WHITE CITY: 172 for 9
Batting: B.Berrigan 31 N.Wilkinson 31 Collett 30 M.Ffrench-Davis 15 Poulter 14 Bowling: B.Berrigan 11-3-39-2; W.Coales 5-0-48-2; N.Wilkinson 11-0-56-1; Collett 1-0-13-0
HALVERSTOWN: 173 for 5
Batting: G.Bayer 105* M.Ronaldson 22 J.Threadgold 15
Bowling: G.Bayer 2-0-12-2; J.Threadgold 9-2-17-2; D.Drumm 7-0-29-2; N.Case 11-0-30-2
S.Hayes 4-0-18-1; M.Ronaldson 3-0-26-0; T. Case 3-0-26-0 M.Hanley 3-0-26-0
Gunter had been reminding me for weeks that he was available for the White City game, perhaps recalling his magnificent route to 66 last year and hoping for something similar. It is a much anticipated fixture, the team a combined Oaks and league players, less farmers who are harvesting and sundry others who put work first. It was the last game of the Irish tour for White City and Peter Oborne brought his team here with a record of having won two, lost two and drawn one. This then was the deciding match of the tour: were Brexit voters right in seeing the “out” vote as the start of a new chapter in making Britain Great again? I am afraid not: it was to be the Gunter Bayer show yet again- in spades.
After the usual little fiction of the toss we fielded in a game scheduled to end 20 overs after 5.30pm, to accomodate time in the pub before catching the flight home. However, Neville Case and John Threadgold bowled with such unerring accuracy that the White City run rate barely crawled along, such that Peter shouted “20 overs past 6pm”. The flight could wait, if necessary- though ultimately not the pub. John and Neville took two wickets apiece, for extraordinarily good economy. I added another 2 and Stuart Hayes 1 before we played our bowling master card: Gunter! His 2 for 12 finished off the innings at 172 for 9.
The total was a lot better than last year's 133 and City must have taken heart from quickly having us 26 for 3. But Gunter, ably supported by Mark Ronaldson, made all the difference. His 106 not out was in a class of its own and included 18 boundaries- with a massive 6 taking him through the hundred barrier with only 2 more balls of the innings left. We do not see many centuries is Oaks games (if any!) and this was very special. Mark kept rotating the strike with a series of singles in a fine supporting role before falling LBW to Bill Coales. John Threadgold added 15 before Stuart saw out the innings with a rampant and unbeaten Gunter.

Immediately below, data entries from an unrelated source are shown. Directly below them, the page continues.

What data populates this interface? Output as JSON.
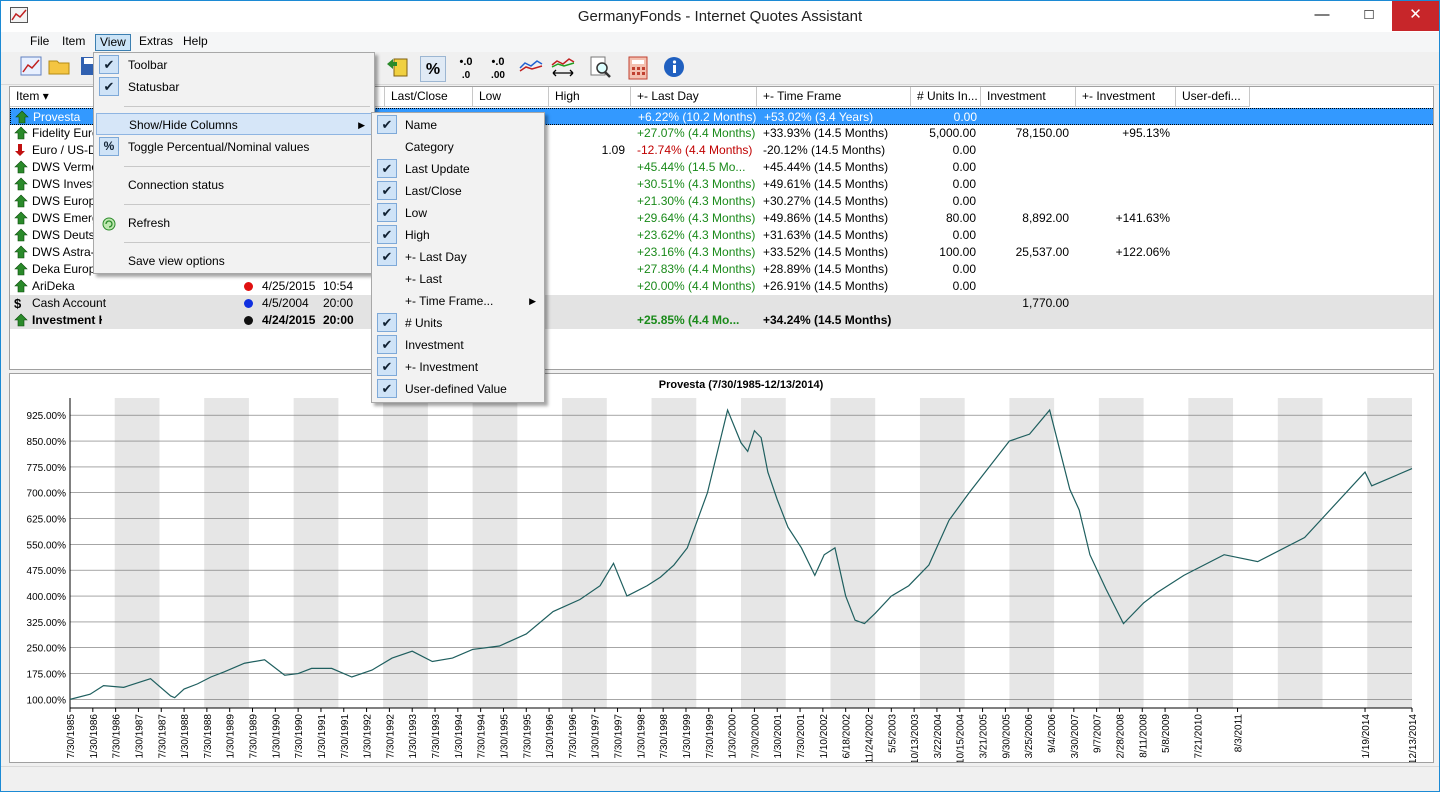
{
  "window": {
    "title": "GermanyFonds - Internet Quotes Assistant",
    "minimize": "—",
    "maximize": "□",
    "close": "✕"
  },
  "menu": [
    "File",
    "Item",
    "View",
    "Extras",
    "Help"
  ],
  "toolbar_icons": [
    "chart-icon",
    "folder-open-icon",
    "save-icon",
    "update-icon",
    "percent-icon",
    "decimal-increase-icon",
    "decimal-decrease-icon",
    "chart-lines-icon",
    "chart-compare-icon",
    "search-icon",
    "calculator-icon",
    "info-icon"
  ],
  "toolbar_text": {
    "percent": "%",
    "dec_up": "•.0",
    "dec_down": "•.0"
  },
  "columns": [
    {
      "label": "Item"
    },
    {
      "label": "Last/Close"
    },
    {
      "label": "Low"
    },
    {
      "label": "High"
    },
    {
      "label": "+- Last Day"
    },
    {
      "label": "+- Time Frame"
    },
    {
      "label": "# Units In..."
    },
    {
      "label": "Investment"
    },
    {
      "label": "+- Investment"
    },
    {
      "label": "User-defi..."
    }
  ],
  "rows": [
    {
      "name": "Provesta",
      "dir": "up",
      "date": "",
      "time": "",
      "close": "",
      "high": "",
      "lastday": "+6.22% (10.2 Months)",
      "timeframe": "+53.02% (3.4 Years)",
      "units": "0.00",
      "investment": "",
      "invpct": ""
    },
    {
      "name": "Fidelity Euro",
      "dir": "up",
      "date": "",
      "time": "",
      "close": "",
      "high": "",
      "lastday": "+27.07% (4.4 Months)",
      "timeframe": "+33.93% (14.5 Months)",
      "units": "5,000.00",
      "investment": "78,150.00",
      "invpct": "+95.13%"
    },
    {
      "name": "Euro / US-D",
      "dir": "down",
      "date": "",
      "time": "",
      "close": "",
      "high": "1.09",
      "lastday": "-12.74% (4.4 Months)",
      "timeframe": "-20.12% (14.5 Months)",
      "units": "0.00",
      "investment": "",
      "invpct": ""
    },
    {
      "name": "DWS Vermö",
      "dir": "up",
      "date": "",
      "time": "",
      "close": "",
      "high": "",
      "lastday": "+45.44% (14.5 Mo...",
      "timeframe": "+45.44% (14.5 Months)",
      "units": "0.00",
      "investment": "",
      "invpct": ""
    },
    {
      "name": "DWS Invest",
      "dir": "up",
      "date": "",
      "time": "",
      "close": "",
      "high": "",
      "lastday": "+30.51% (4.3 Months)",
      "timeframe": "+49.61% (14.5 Months)",
      "units": "0.00",
      "investment": "",
      "invpct": ""
    },
    {
      "name": "DWS Europa",
      "dir": "up",
      "date": "",
      "time": "",
      "close": "",
      "high": "",
      "lastday": "+21.30% (4.3 Months)",
      "timeframe": "+30.27% (14.5 Months)",
      "units": "0.00",
      "investment": "",
      "invpct": ""
    },
    {
      "name": "DWS Emerg",
      "dir": "up",
      "date": "",
      "time": "",
      "close": "",
      "high": "",
      "lastday": "+29.64% (4.3 Months)",
      "timeframe": "+49.86% (14.5 Months)",
      "units": "80.00",
      "investment": "8,892.00",
      "invpct": "+141.63%"
    },
    {
      "name": "DWS Deutsc",
      "dir": "up",
      "date": "",
      "time": "",
      "close": "",
      "high": "",
      "lastday": "+23.62% (4.3 Months)",
      "timeframe": "+31.63% (14.5 Months)",
      "units": "0.00",
      "investment": "",
      "invpct": ""
    },
    {
      "name": "DWS Astra-I",
      "dir": "up",
      "date": "",
      "time": "",
      "close": "",
      "high": "",
      "lastday": "+23.16% (4.3 Months)",
      "timeframe": "+33.52% (14.5 Months)",
      "units": "100.00",
      "investment": "25,537.00",
      "invpct": "+122.06%"
    },
    {
      "name": "Deka Europa",
      "dir": "up",
      "date": "",
      "time": "",
      "close": "",
      "high": "",
      "lastday": "+27.83% (4.4 Months)",
      "timeframe": "+28.89% (14.5 Months)",
      "units": "0.00",
      "investment": "",
      "invpct": ""
    },
    {
      "name": "AriDeka",
      "dir": "up",
      "dot": "#e01010",
      "date": "4/25/2015",
      "time": "10:54",
      "close": "",
      "high": "",
      "lastday": "+20.00% (4.4 Months)",
      "timeframe": "+26.91% (14.5 Months)",
      "units": "0.00",
      "investment": "",
      "invpct": ""
    },
    {
      "name": "Cash Account",
      "dir": "dollar",
      "dot": "#1030e0",
      "date": "4/5/2004",
      "time": "20:00",
      "close": "",
      "high": "",
      "lastday": "",
      "timeframe": "",
      "units": "",
      "investment": "1,770.00",
      "invpct": ""
    },
    {
      "name": "Investment History",
      "dir": "up",
      "dot": "#111111",
      "date": "4/24/2015",
      "time": "20:00",
      "close": "",
      "high": "",
      "lastday": "+25.85% (4.4 Mo...",
      "timeframe": "+34.24% (14.5 Months)",
      "units": "",
      "investment": "",
      "invpct": ""
    }
  ],
  "view_menu": {
    "items": [
      {
        "label": "Toolbar",
        "checked": true
      },
      {
        "label": "Statusbar",
        "checked": true
      },
      {
        "label": "Show/Hide Columns",
        "checked": false,
        "submenu": true
      },
      {
        "label": "Toggle Percentual/Nominal values",
        "checked": false,
        "icon": "%"
      },
      {
        "label": "Connection status",
        "checked": false
      },
      {
        "label": "Refresh",
        "checked": false
      },
      {
        "label": "Save view options",
        "checked": false
      }
    ]
  },
  "columns_menu": {
    "items": [
      {
        "label": "Name",
        "checked": true
      },
      {
        "label": "Category",
        "checked": false
      },
      {
        "label": "Last Update",
        "checked": true
      },
      {
        "label": "Last/Close",
        "checked": true
      },
      {
        "label": "Low",
        "checked": true
      },
      {
        "label": "High",
        "checked": true
      },
      {
        "label": "+- Last Day",
        "checked": true
      },
      {
        "label": "+- Last",
        "checked": false
      },
      {
        "label": "+- Time Frame...",
        "checked": false,
        "submenu": true
      },
      {
        "label": "# Units",
        "checked": true
      },
      {
        "label": "Investment",
        "checked": true
      },
      {
        "label": "+- Investment",
        "checked": true
      },
      {
        "label": "User-defined Value",
        "checked": true
      }
    ]
  },
  "chart_data": {
    "type": "line",
    "title": "Provesta (7/30/1985-12/13/2014)",
    "ylim": [
      75,
      975
    ],
    "y_ticks": [
      "100.00%",
      "175.00%",
      "250.00%",
      "325.00%",
      "400.00%",
      "475.00%",
      "550.00%",
      "625.00%",
      "700.00%",
      "775.00%",
      "850.00%",
      "925.00%"
    ],
    "y_tick_values": [
      100,
      175,
      250,
      325,
      400,
      475,
      550,
      625,
      700,
      775,
      850,
      925
    ],
    "x_ticks": [
      "7/30/1985",
      "1/30/1986",
      "7/30/1986",
      "1/30/1987",
      "7/30/1987",
      "1/30/1988",
      "7/30/1988",
      "1/30/1989",
      "7/30/1989",
      "1/30/1990",
      "7/30/1990",
      "1/30/1991",
      "7/30/1991",
      "1/30/1992",
      "7/30/1992",
      "1/30/1993",
      "7/30/1993",
      "1/30/1994",
      "7/30/1994",
      "1/30/1995",
      "7/30/1995",
      "1/30/1996",
      "7/30/1996",
      "1/30/1997",
      "7/30/1997",
      "1/30/1998",
      "7/30/1998",
      "1/30/1999",
      "7/30/1999",
      "1/30/2000",
      "7/30/2000",
      "1/30/2001",
      "7/30/2001",
      "1/10/2002",
      "6/18/2002",
      "11/24/2002",
      "5/5/2003",
      "10/13/2003",
      "3/22/2004",
      "10/15/2004",
      "3/21/2005",
      "9/30/2005",
      "3/25/2006",
      "9/4/2006",
      "3/30/2007",
      "9/7/2007",
      "2/28/2008",
      "8/11/2008",
      "5/8/2009",
      "7/21/2010",
      "8/3/2011",
      "1/19/2014",
      "12/13/2014"
    ],
    "x_tick_pos": [
      0.0,
      0.017,
      0.034,
      0.051,
      0.068,
      0.085,
      0.102,
      0.119,
      0.136,
      0.153,
      0.17,
      0.187,
      0.204,
      0.221,
      0.238,
      0.255,
      0.272,
      0.289,
      0.306,
      0.323,
      0.34,
      0.357,
      0.374,
      0.391,
      0.408,
      0.425,
      0.442,
      0.459,
      0.476,
      0.493,
      0.51,
      0.527,
      0.544,
      0.561,
      0.578,
      0.595,
      0.612,
      0.629,
      0.646,
      0.663,
      0.68,
      0.697,
      0.714,
      0.731,
      0.748,
      0.765,
      0.782,
      0.799,
      0.816,
      0.84,
      0.87,
      0.965,
      1.0
    ],
    "series": [
      {
        "name": "Provesta",
        "color": "#1f5f5f",
        "x": [
          0.0,
          0.015,
          0.025,
          0.04,
          0.06,
          0.075,
          0.078,
          0.085,
          0.095,
          0.105,
          0.115,
          0.13,
          0.145,
          0.16,
          0.17,
          0.18,
          0.195,
          0.21,
          0.225,
          0.24,
          0.255,
          0.27,
          0.285,
          0.3,
          0.32,
          0.34,
          0.36,
          0.38,
          0.395,
          0.405,
          0.415,
          0.43,
          0.44,
          0.45,
          0.46,
          0.475,
          0.49,
          0.5,
          0.505,
          0.51,
          0.515,
          0.52,
          0.527,
          0.535,
          0.545,
          0.555,
          0.562,
          0.57,
          0.578,
          0.585,
          0.592,
          0.6,
          0.612,
          0.625,
          0.64,
          0.655,
          0.67,
          0.685,
          0.7,
          0.715,
          0.73,
          0.745,
          0.752,
          0.76,
          0.772,
          0.785,
          0.8,
          0.81,
          0.83,
          0.86,
          0.885,
          0.92,
          0.965,
          0.97,
          1.0
        ],
        "y": [
          100,
          115,
          140,
          135,
          160,
          110,
          105,
          130,
          145,
          165,
          180,
          205,
          215,
          170,
          175,
          190,
          190,
          165,
          185,
          220,
          240,
          210,
          220,
          245,
          255,
          290,
          355,
          390,
          430,
          495,
          400,
          430,
          455,
          490,
          540,
          700,
          940,
          845,
          820,
          880,
          860,
          760,
          680,
          600,
          540,
          460,
          520,
          540,
          400,
          330,
          320,
          350,
          400,
          430,
          490,
          620,
          700,
          775,
          850,
          870,
          940,
          710,
          650,
          520,
          420,
          320,
          380,
          410,
          460,
          520,
          500,
          570,
          760,
          720,
          770
        ]
      }
    ]
  }
}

White City had few bowlers: Brian Berrigan and Neville Wilkinson had to bowl 11 overs each, the former with an impressive 3 maidens and 2 for 39. Neville took a good caught-bowled against Stuart Conroy and Bill Coales took 2 significant scalps in Mark and John for48. We made the 173 target with 14 overs to spare and so retained- yet again- the Alan Ruddock Cup. This was the first time that we had no Ruddocks at the game: Jackie has moved to Dublin, so no more late nights at the Rectory after the game, and the 3 sons abroad. However, Peter spoke movingly of Alan, his friendship and his spirit still present at Halverstown. Another tradition is the excellent Karen Plewman tea for White City, in this case even though TP was unable to play. Thank you Karen, and thanks to umpires John Brown, also unable to play for health reasons (but still well able to put the finger up as umpire) and the injured Richard Greene.
I had said that the magnificent cup presented by White City was Cork silver. Now it is on my mantlepiece I have had more time to study it. It was first purchased from Egan's of Cork, but is hallmarked Dublin, 1911. Moreover in my copy of the definitive “Collecting Irish Silver” by Bennett the exact same design of cup is featured in colour on the dust-jacket rear. Inside there is another photograph of it and it is described as “A Limerick two-handled cup with tapering sides and high step, made by Joseph Johns” and dated to the mid-18th century. Johns was a silversmith as well as “Alderman and Chamberlain” and Mayor of Limerick. I have found an Egans of Cork who were “Jewellers and Platers” until 1833. There was, however, no separate mark for Limerick or Cork after the 17th century: all silver was sent to Dublin assay office for testing. Could another Egan's have had a copy made of an earlier cup? Or is there another story here? I will pursue it! Anyway, nice to keep such beautifully crafted piece of Irish silver in Ireland, and as long as Gunter keeps turning in such incredible performances it could well rest here a while longer.